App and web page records
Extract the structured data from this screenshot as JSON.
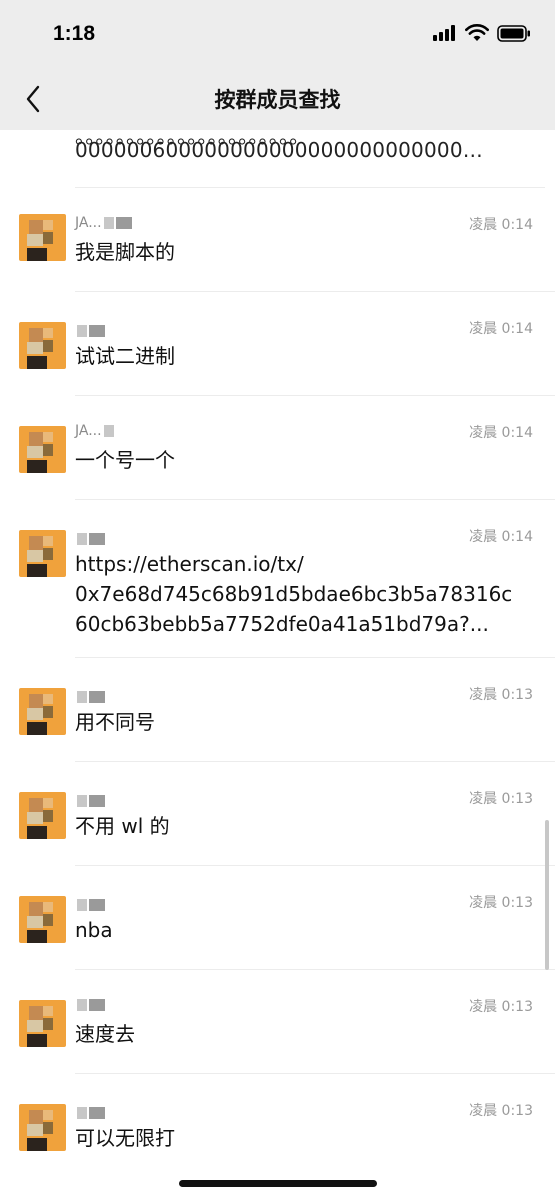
{
  "status": {
    "time": "1:18"
  },
  "header": {
    "title": "按群成员查找"
  },
  "top_snippet": "000000600000000000000000000000…",
  "results": [
    {
      "name": "JA...",
      "time": "凌晨 0:14",
      "message": "我是脚本的"
    },
    {
      "name": "",
      "time": "凌晨 0:14",
      "message": "试试二进制"
    },
    {
      "name": "JA...",
      "time": "凌晨 0:14",
      "message": "一个号一个"
    },
    {
      "name": "",
      "time": "凌晨 0:14",
      "message": "https://etherscan.io/tx/\n0x7e68d745c68b91d5bdae6bc3b5a78316c\n60cb63bebb5a7752dfe0a41a51bd79a?..."
    },
    {
      "name": "",
      "time": "凌晨 0:13",
      "message": "用不同号"
    },
    {
      "name": "",
      "time": "凌晨 0:13",
      "message": "不用 wl 的"
    },
    {
      "name": "",
      "time": "凌晨 0:13",
      "message": "nba"
    },
    {
      "name": "",
      "time": "凌晨 0:13",
      "message": "速度去"
    },
    {
      "name": "",
      "time": "凌晨 0:13",
      "message": "可以无限打"
    }
  ],
  "colors": {
    "avatar": "#f0a23c",
    "bar_bg": "#ededed"
  }
}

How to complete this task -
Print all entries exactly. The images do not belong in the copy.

Solution -
Extract the structured data from this screenshot as JSON.
{
  "status": {
    "time": "1:18"
  },
  "header": {
    "title": "按群成员查找"
  },
  "top_snippet": "000000600000000000000000000000…",
  "results": [
    {
      "name": "JA...",
      "time": "凌晨 0:14",
      "message": "我是脚本的"
    },
    {
      "name": "",
      "time": "凌晨 0:14",
      "message": "试试二进制"
    },
    {
      "name": "JA...",
      "time": "凌晨 0:14",
      "message": "一个号一个"
    },
    {
      "name": "",
      "time": "凌晨 0:14",
      "message": "https://etherscan.io/tx/\n0x7e68d745c68b91d5bdae6bc3b5a78316c\n60cb63bebb5a7752dfe0a41a51bd79a?..."
    },
    {
      "name": "",
      "time": "凌晨 0:13",
      "message": "用不同号"
    },
    {
      "name": "",
      "time": "凌晨 0:13",
      "message": "不用 wl 的"
    },
    {
      "name": "",
      "time": "凌晨 0:13",
      "message": "nba"
    },
    {
      "name": "",
      "time": "凌晨 0:13",
      "message": "速度去"
    },
    {
      "name": "",
      "time": "凌晨 0:13",
      "message": "可以无限打"
    }
  ],
  "colors": {
    "avatar": "#f0a23c",
    "bar_bg": "#ededed"
  }
}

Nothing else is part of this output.